    While it probably would not be 'easily' overcooked, I don't like to think of what a flank steak would resemble if boiled maniacally for hours:(

    So I would slow simmer/braise for one hour to start, and then investigate the result. Likely you'll need at least another 1/2 hour or longer. Only you will know when it's done to your liking; as the connective tissue softens the steak will start to fall apart, how far you let it go is up to you. (I love cooking meat this way, but I've never done it with flank steak. It's intriguing.)

    Are you braising with any added aromatics?

    1 Reply
    1. re: SherBel

      Hi SherBel, thanks for the reply - your comments are in-line with what I was thinking as well... especially regarding the oven, I was thinking of leaving it in there at about 210F.

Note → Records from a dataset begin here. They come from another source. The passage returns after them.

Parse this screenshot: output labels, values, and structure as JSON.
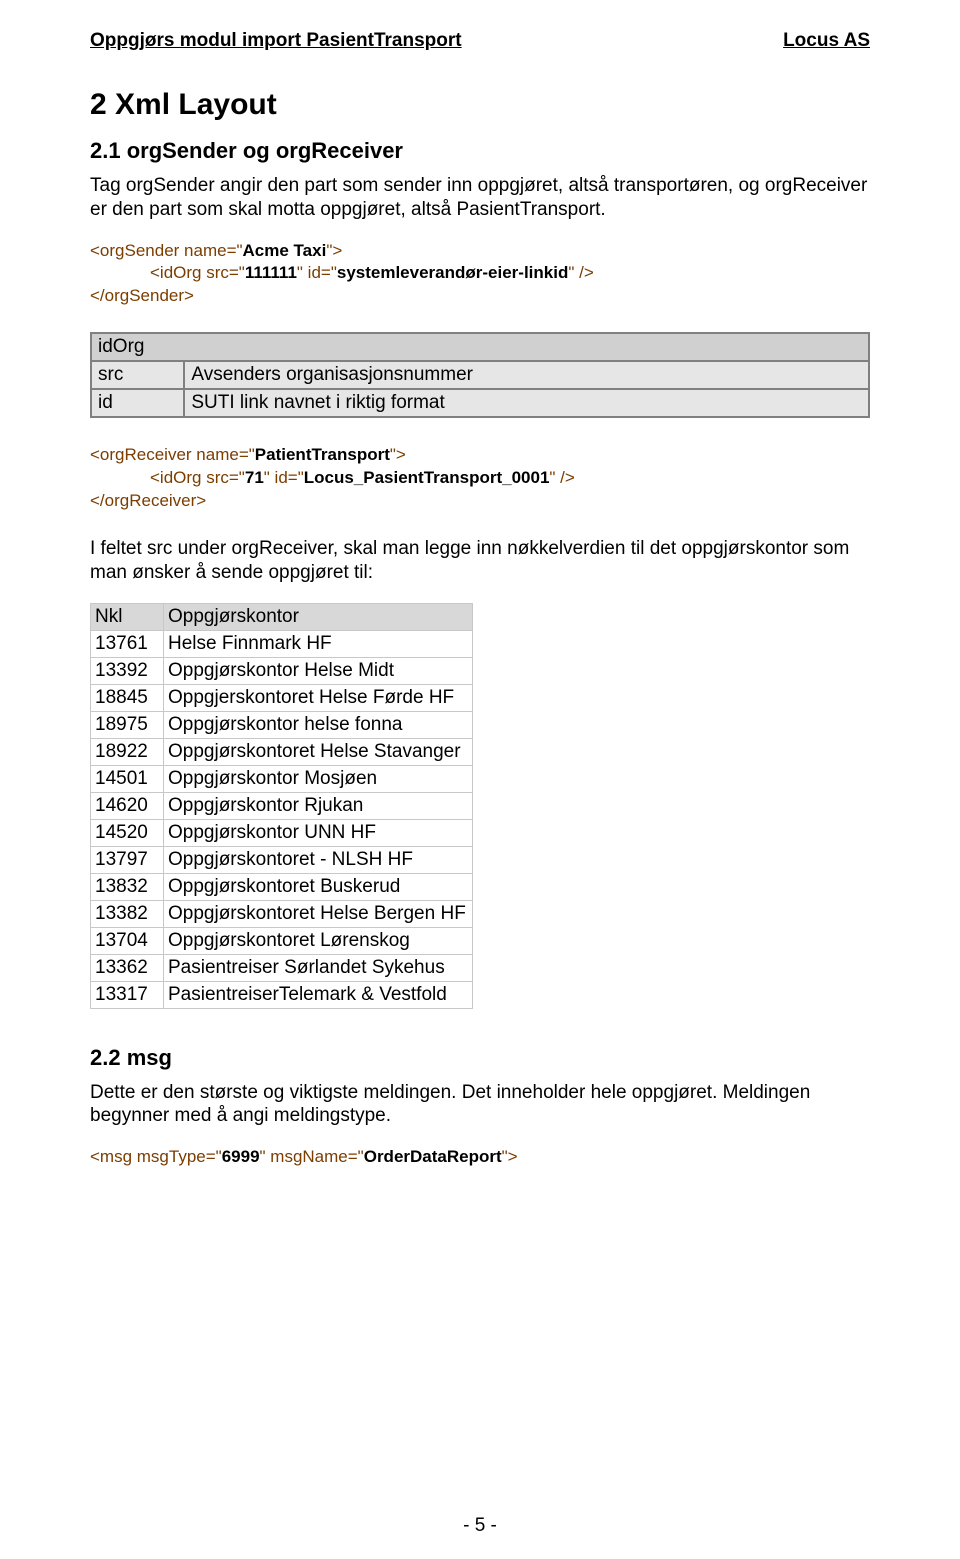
{
  "header": {
    "left": "Oppgjørs modul import PasientTransport",
    "right": "Locus AS"
  },
  "section": {
    "title": "2  Xml Layout",
    "s21_title": "2.1  orgSender og orgReceiver",
    "s21_para": "Tag orgSender angir den part som sender inn oppgjøret, altså transportøren,  og orgReceiver er den part som skal motta oppgjøret, altså PasientTransport.",
    "s22_title": "2.2  msg",
    "s22_para": "Dette er den største og viktigste meldingen. Det inneholder hele oppgjøret. Meldingen begynner med å angi meldingstype."
  },
  "xml1": {
    "l1_a": "<orgSender name=\"",
    "l1_b": "Acme Taxi",
    "l1_c": "\">",
    "l2_a": "<idOrg src=\"",
    "l2_b": "111111",
    "l2_c": "\" id=\"",
    "l2_d": "systemleverandør-eier-linkid",
    "l2_e": "\" />",
    "l3": "</orgSender>"
  },
  "paramTable": {
    "r0": "idOrg",
    "r1k": "src",
    "r1v": "Avsenders organisasjonsnummer",
    "r2k": "id",
    "r2v": "SUTI link navnet i riktig format"
  },
  "xml2": {
    "l1_a": "<orgReceiver name=\"",
    "l1_b": "PatientTransport",
    "l1_c": "\">",
    "l2_a": "<idOrg src=\"",
    "l2_b": "71",
    "l2_c": "\" id=\"",
    "l2_d": "Locus_PasientTransport_0001",
    "l2_e": "\" />",
    "l3": "</orgReceiver>"
  },
  "mid_para": "I feltet src under orgReceiver, skal man legge inn nøkkelverdien til det oppgjørskontor som man ønsker å sende oppgjøret til:",
  "nkl": {
    "h1": "Nkl",
    "h2": "Oppgjørskontor",
    "rows": [
      {
        "k": "13761",
        "v": "Helse Finnmark HF"
      },
      {
        "k": "13392",
        "v": "Oppgjørskontor Helse Midt"
      },
      {
        "k": "18845",
        "v": "Oppgjerskontoret Helse Førde HF"
      },
      {
        "k": "18975",
        "v": "Oppgjørskontor helse fonna"
      },
      {
        "k": "18922",
        "v": "Oppgjørskontoret Helse Stavanger"
      },
      {
        "k": "14501",
        "v": "Oppgjørskontor Mosjøen"
      },
      {
        "k": "14620",
        "v": "Oppgjørskontor Rjukan"
      },
      {
        "k": "14520",
        "v": "Oppgjørskontor UNN HF"
      },
      {
        "k": "13797",
        "v": "Oppgjørskontoret - NLSH HF"
      },
      {
        "k": "13832",
        "v": "Oppgjørskontoret Buskerud"
      },
      {
        "k": "13382",
        "v": "Oppgjørskontoret Helse Bergen HF"
      },
      {
        "k": "13704",
        "v": "Oppgjørskontoret Lørenskog"
      },
      {
        "k": "13362",
        "v": "Pasientreiser Sørlandet Sykehus"
      },
      {
        "k": "13317",
        "v": "PasientreiserTelemark & Vestfold"
      }
    ]
  },
  "xml3": {
    "a": "<msg msgType=\"",
    "b": "6999",
    "c": "\" msgName=\"",
    "d": "OrderDataReport",
    "e": "\">"
  },
  "footer": "- 5 -"
}
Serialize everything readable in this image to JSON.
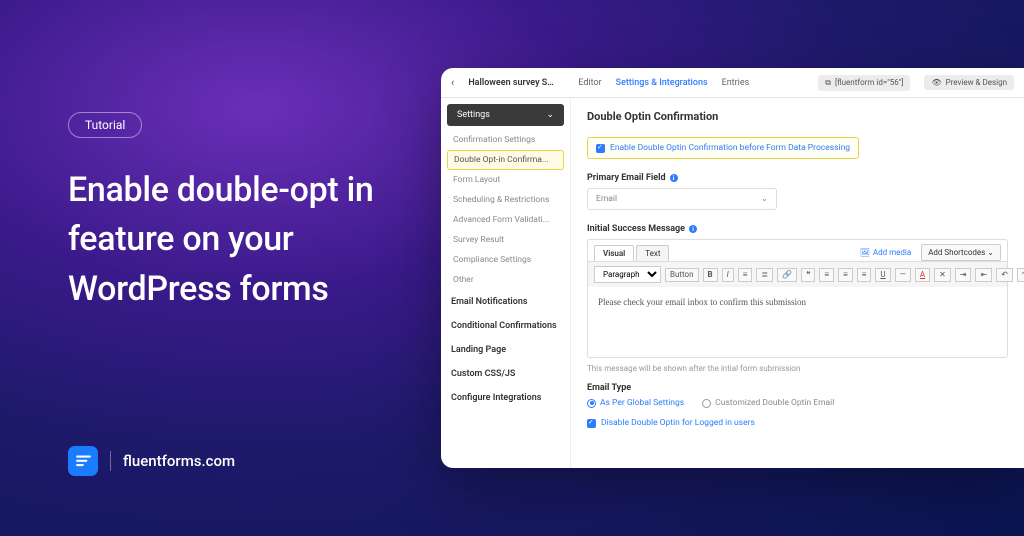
{
  "hero": {
    "chip": "Tutorial",
    "headline": "Enable double-opt in feature on your WordPress forms",
    "brand": "fluentforms.com"
  },
  "topbar": {
    "form_title": "Halloween survey Su...",
    "tabs": [
      "Editor",
      "Settings & Integrations",
      "Entries"
    ],
    "active_tab": 1,
    "shortcode": "[fluentform id=\"56\"]",
    "preview": "Preview & Design"
  },
  "sidebar": {
    "settings_label": "Settings",
    "subs": [
      "Confirmation Settings",
      "Double Opt-in Confirma...",
      "Form Layout",
      "Scheduling & Restrictions",
      "Advanced Form Validati...",
      "Survey Result",
      "Compliance Settings",
      "Other"
    ],
    "active_sub": 1,
    "nav": [
      "Email Notifications",
      "Conditional Confirmations",
      "Landing Page",
      "Custom CSS/JS",
      "Configure Integrations"
    ]
  },
  "main": {
    "heading": "Double Optin Confirmation",
    "enable_label": "Enable Double Optin Confirmation before Form Data Processing",
    "primary_label": "Primary Email Field",
    "primary_value": "Email",
    "success_label": "Initial Success Message",
    "editor": {
      "tabs": [
        "Visual",
        "Text"
      ],
      "add_media": "Add media",
      "add_shortcodes": "Add Shortcodes",
      "paragraph": "Paragraph",
      "button_label": "Button",
      "content": "Please check your email inbox to confirm this submission"
    },
    "hint": "This message will be shown after the intial form submission",
    "email_type_label": "Email Type",
    "radios": [
      "As Per Global Settings",
      "Customized Double Optin Email"
    ],
    "disable_label": "Disable Double Optin for Logged in users"
  }
}
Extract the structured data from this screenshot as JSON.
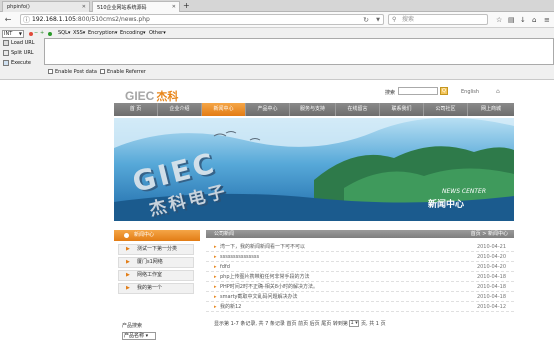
{
  "browser": {
    "tabs": [
      {
        "label": "phpinfo()"
      },
      {
        "label": "510企业网站系统源码"
      }
    ],
    "new_tab": "+",
    "url_host": "192.168.1.105",
    "url_path": ":800/510cms2/news.php",
    "search_placeholder": "搜索"
  },
  "hackbar": {
    "select_value": "INT",
    "menus": [
      "SQL▾",
      "XSS▾",
      "Encryption▾",
      "Encoding▾",
      "Other▾"
    ],
    "actions": [
      "Load URL",
      "Split URL",
      "Execute"
    ],
    "checks": [
      "Enable Post data",
      "Enable Referrer"
    ]
  },
  "site": {
    "logo_text": "GIEC",
    "logo_cn": "杰科",
    "search_label": "搜索",
    "search_button": "Q",
    "lang": "English",
    "nav": [
      "首  页",
      "企业介绍",
      "新闻中心",
      "产品中心",
      "服务与支持",
      "在线留言",
      "联系我们",
      "公司社区",
      "网上商城"
    ],
    "nav_active_index": 2,
    "banner": {
      "logo_latin": "GIEC",
      "logo_cn": "杰科电子",
      "en": "NEWS CENTER",
      "cn": "新闻中心"
    },
    "sidebar": {
      "header": "新闻中心",
      "items": [
        "测试一下第一分类",
        "厦门s1网络",
        "网络工作室",
        "我的第一个"
      ],
      "product_label": "产品搜索",
      "product_select": "产品名称 ▾"
    },
    "content": {
      "header": "公司新闻",
      "breadcrumb": "首页 > 新闻中心",
      "news": [
        {
          "title": "湾一下，我的新闻新闻看一下可不可以",
          "date": "2010-04-21"
        },
        {
          "title": "sssssssssssssss",
          "date": "2010-04-20"
        },
        {
          "title": "fdfd",
          "date": "2010-04-20"
        },
        {
          "title": "php上传图片携带脏任何非常手段的方法",
          "date": "2010-04-18"
        },
        {
          "title": "PHP时间2时不正确-相关8小时的解决方法。",
          "date": "2010-04-18"
        },
        {
          "title": "smarty截取中文乱码问题解决办法",
          "date": "2010-04-18"
        },
        {
          "title": "我的新12",
          "date": "2010-04-12"
        }
      ],
      "pager_text": "显示第 1-7 条记录, 共 7 条记录 首页 前页 后页 尾页 转到第",
      "pager_select": "1 ▾",
      "pager_tail": "页, 共 1 页"
    }
  }
}
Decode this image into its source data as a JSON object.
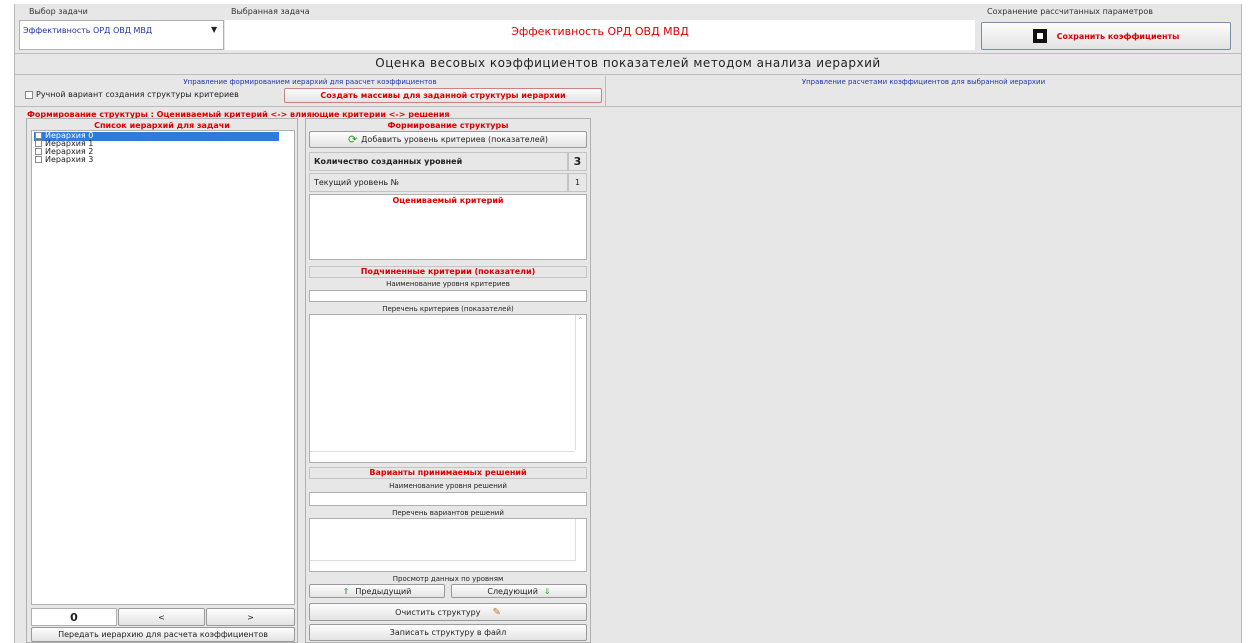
{
  "top": {
    "task_select_label": "Выбор задачи",
    "task_select_value": "Эффективность ОРД ОВД МВД",
    "selected_task_label": "Выбранная задача",
    "selected_task_value": "Эффективность ОРД ОВД МВД",
    "save_group_label": "Сохранение рассчитанных параметров",
    "save_button": "Сохранить коэффициенты"
  },
  "main_title": "Оценка весовых коэффициентов показателей методом анализа иерархий",
  "hierarchy_mgmt": {
    "title": "Управление формированием иерархий для раасчет коэффициентов",
    "manual_checkbox": "Ручной вариант создания структуры критериев",
    "create_button": "Создать массивы для заданной структуры иерархии"
  },
  "calc_mgmt_title": "Управление расчетами коэффициентов для выбранной иерархии",
  "structure_header": "Формирование структуры : Оцениваемый критерий <-> влияющие критерии <-> решения",
  "list": {
    "title": "Список иерархий для задачи",
    "items": [
      "Иерархия 0",
      "Иерархия 1",
      "Иерархия 2",
      "Иерархия 3"
    ],
    "counter": "0",
    "prev": "<",
    "next": ">",
    "transfer_button": "Передать иерархию для расчета коэффициентов"
  },
  "structure": {
    "title": "Формирование структуры",
    "add_level_button": "Добавить уровень критериев (показателей)",
    "levels_count_label": "Количество созданных уровней",
    "levels_count_value": "3",
    "current_level_label": "Текущий уровень №",
    "current_level_value": "1",
    "evaluated_criterion": "Оцениваемый критерий",
    "sub_criteria": "Подчиненные критерии (показатели)",
    "criteria_level_name": "Наименование уровня критериев",
    "criteria_list": "Перечень критериев (показателей)",
    "decisions_title": "Варианты принимаемых решений",
    "decisions_level_name": "Наименование уровня решений",
    "decisions_list": "Перечень вариантов решений",
    "view_by_levels": "Просмотр данных по уровням",
    "prev_button": "Предыдущий",
    "next_button": "Следующий",
    "clear_button": "Очистить структуру",
    "save_file_button": "Записать структуру в файл"
  },
  "colors": {
    "accent_red": "#e00000",
    "selection_blue": "#2e7bdc",
    "label_blue": "#2233aa"
  }
}
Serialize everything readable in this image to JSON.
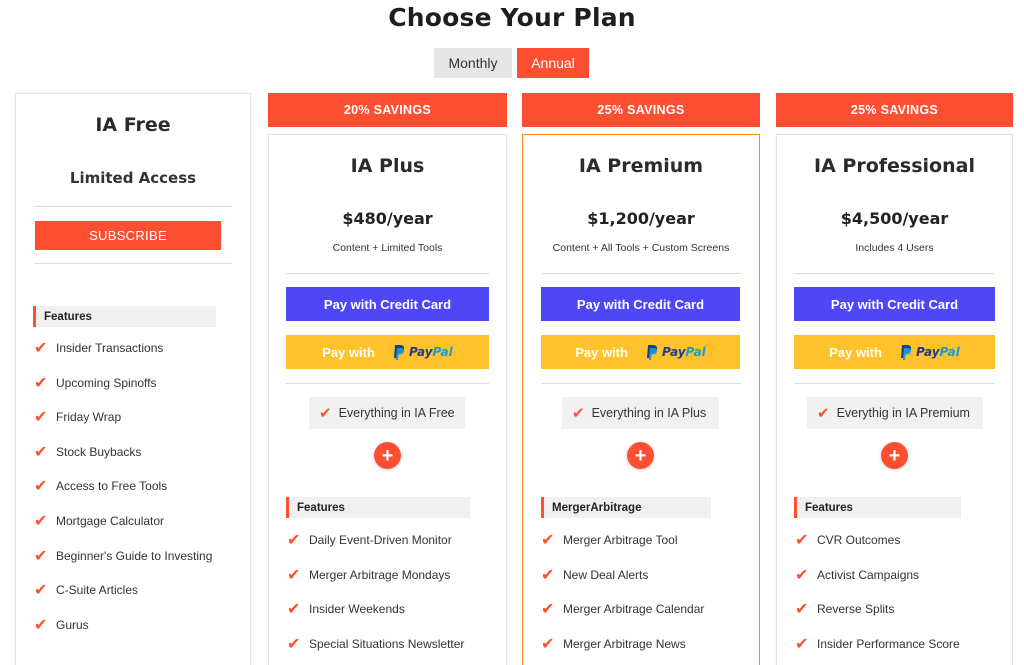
{
  "page": {
    "title": "Choose Your Plan"
  },
  "billing_toggle": {
    "monthly": "Monthly",
    "annual": "Annual"
  },
  "colors": {
    "accent": "#ff4f33",
    "credit_card": "#4f46f5",
    "paypal": "#ffc22b",
    "highlight_border": "#ff8a1c"
  },
  "plans": [
    {
      "name": "IA Free",
      "subtitle": "Limited Access",
      "subscribe_label": "SUBSCRIBE",
      "features_label": "Features",
      "features": [
        "Insider Transactions",
        "Upcoming Spinoffs",
        "Friday Wrap",
        "Stock Buybacks",
        "Access to Free Tools",
        "Mortgage Calculator",
        "Beginner's Guide to Investing",
        "C-Suite Articles",
        "Gurus"
      ]
    },
    {
      "savings": "20% SAVINGS",
      "name": "IA Plus",
      "price": "$480/year",
      "price_note": "Content + Limited Tools",
      "credit_card_label": "Pay with Credit Card",
      "paypal_label": "Pay with",
      "paypal_brand": {
        "pay": "Pay",
        "pal": "Pal"
      },
      "includes": "Everything in IA Free",
      "features_label": "Features",
      "features": [
        "Daily Event-Driven Monitor",
        "Merger Arbitrage Mondays",
        "Insider Weekends",
        "Special Situations Newsletter"
      ]
    },
    {
      "savings": "25% SAVINGS",
      "name": "IA Premium",
      "price": "$1,200/year",
      "price_note": "Content + All Tools + Custom Screens",
      "credit_card_label": "Pay with Credit Card",
      "paypal_label": "Pay with",
      "paypal_brand": {
        "pay": "Pay",
        "pal": "Pal"
      },
      "includes": "Everything in IA Plus",
      "features_label": "MergerArbitrage",
      "features": [
        "Merger Arbitrage Tool",
        "New Deal Alerts",
        "Merger Arbitrage Calendar",
        "Merger Arbitrage News"
      ]
    },
    {
      "savings": "25% SAVINGS",
      "name": "IA Professional",
      "price": "$4,500/year",
      "price_note": "Includes 4 Users",
      "credit_card_label": "Pay with Credit Card",
      "paypal_label": "Pay with",
      "paypal_brand": {
        "pay": "Pay",
        "pal": "Pal"
      },
      "includes": "Everythig in IA Premium",
      "features_label": "Features",
      "features": [
        "CVR Outcomes",
        "Activist Campaigns",
        "Reverse Splits",
        "Insider Performance Score"
      ]
    }
  ]
}
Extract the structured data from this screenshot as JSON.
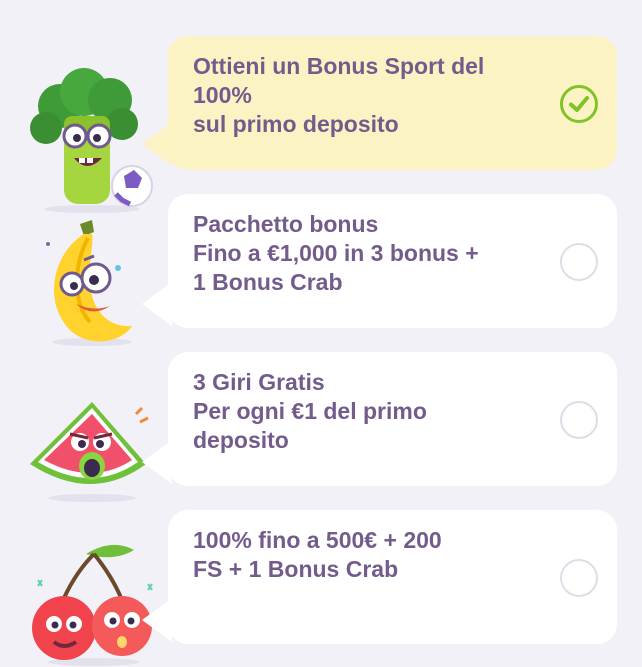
{
  "options": [
    {
      "mascot": "broccoli-with-football-icon",
      "lines": [
        "Ottieni un Bonus Sport del",
        "100%",
        "sul primo deposito"
      ],
      "selected": true
    },
    {
      "mascot": "banana-icon",
      "lines": [
        "Pacchetto bonus",
        "Fino a €1,000 in 3 bonus +",
        "1 Bonus Crab"
      ],
      "selected": false
    },
    {
      "mascot": "watermelon-icon",
      "lines": [
        "3 Giri Gratis",
        "Per ogni €1 del primo",
        "deposito"
      ],
      "selected": false
    },
    {
      "mascot": "cherries-icon",
      "lines": [
        "100% fino a 500€ + 200",
        "FS + 1 Bonus Crab"
      ],
      "selected": false
    }
  ],
  "colors": {
    "background": "#f2f1f8",
    "selected_bubble": "#fcf3c5",
    "bubble": "#ffffff",
    "text": "#735c8c",
    "check": "#7ec424",
    "radio_border": "#dedce6"
  }
}
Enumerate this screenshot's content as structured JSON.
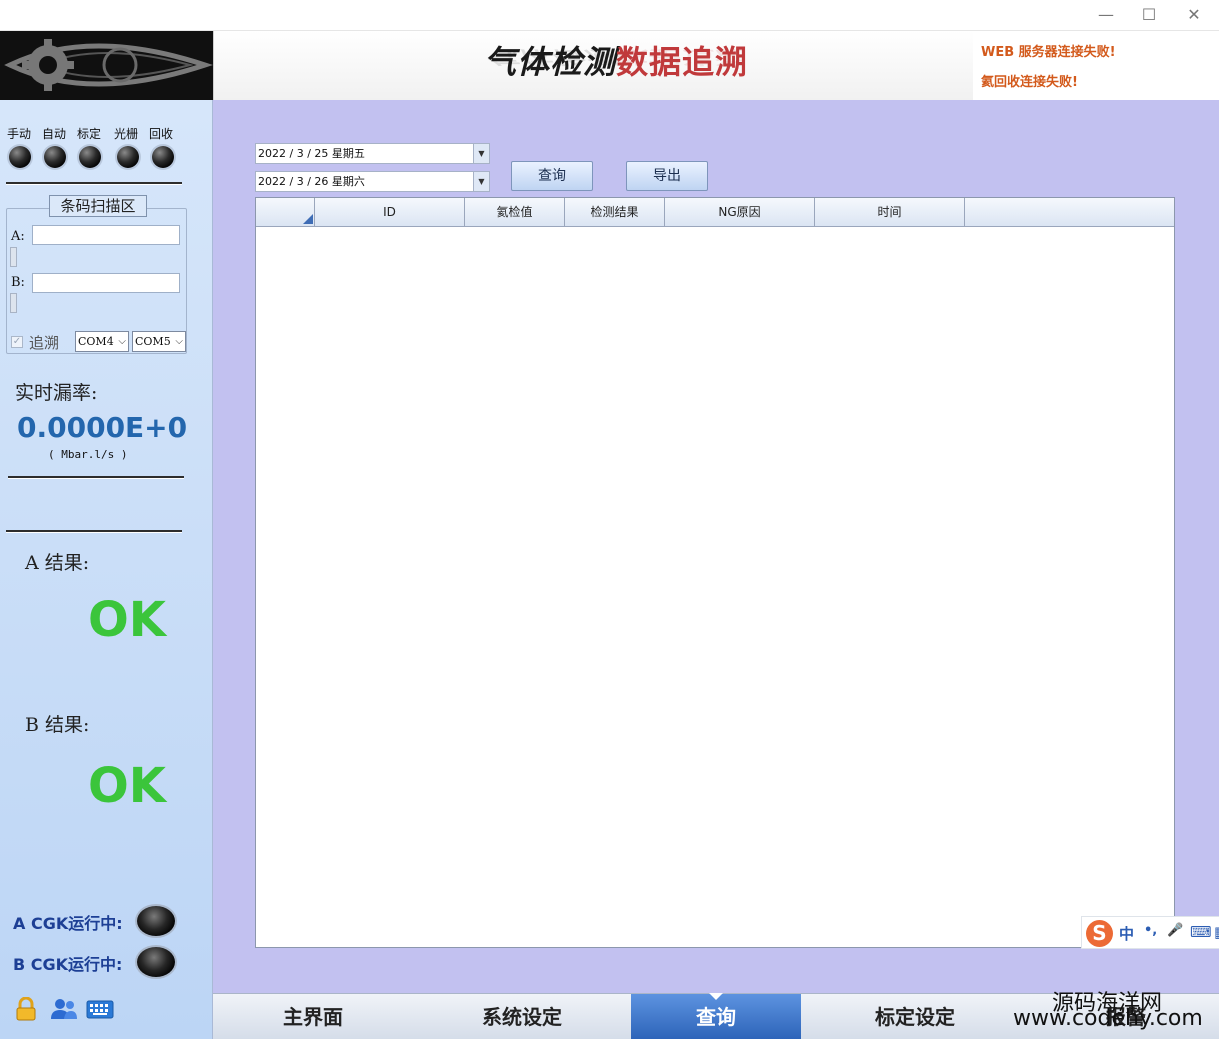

      As for the aromatics, yup... probably onion + garlic, bay-leaf, maybe a little cumin :-) I am Colombian, and some of the preparations call for using beer as the braising liquid :-)

    2. You could think of flank as a very thin brisket, albeit one with considerably less fat. Go with a steady simmer for 1-1/2 to 2 hours and it should come out fine.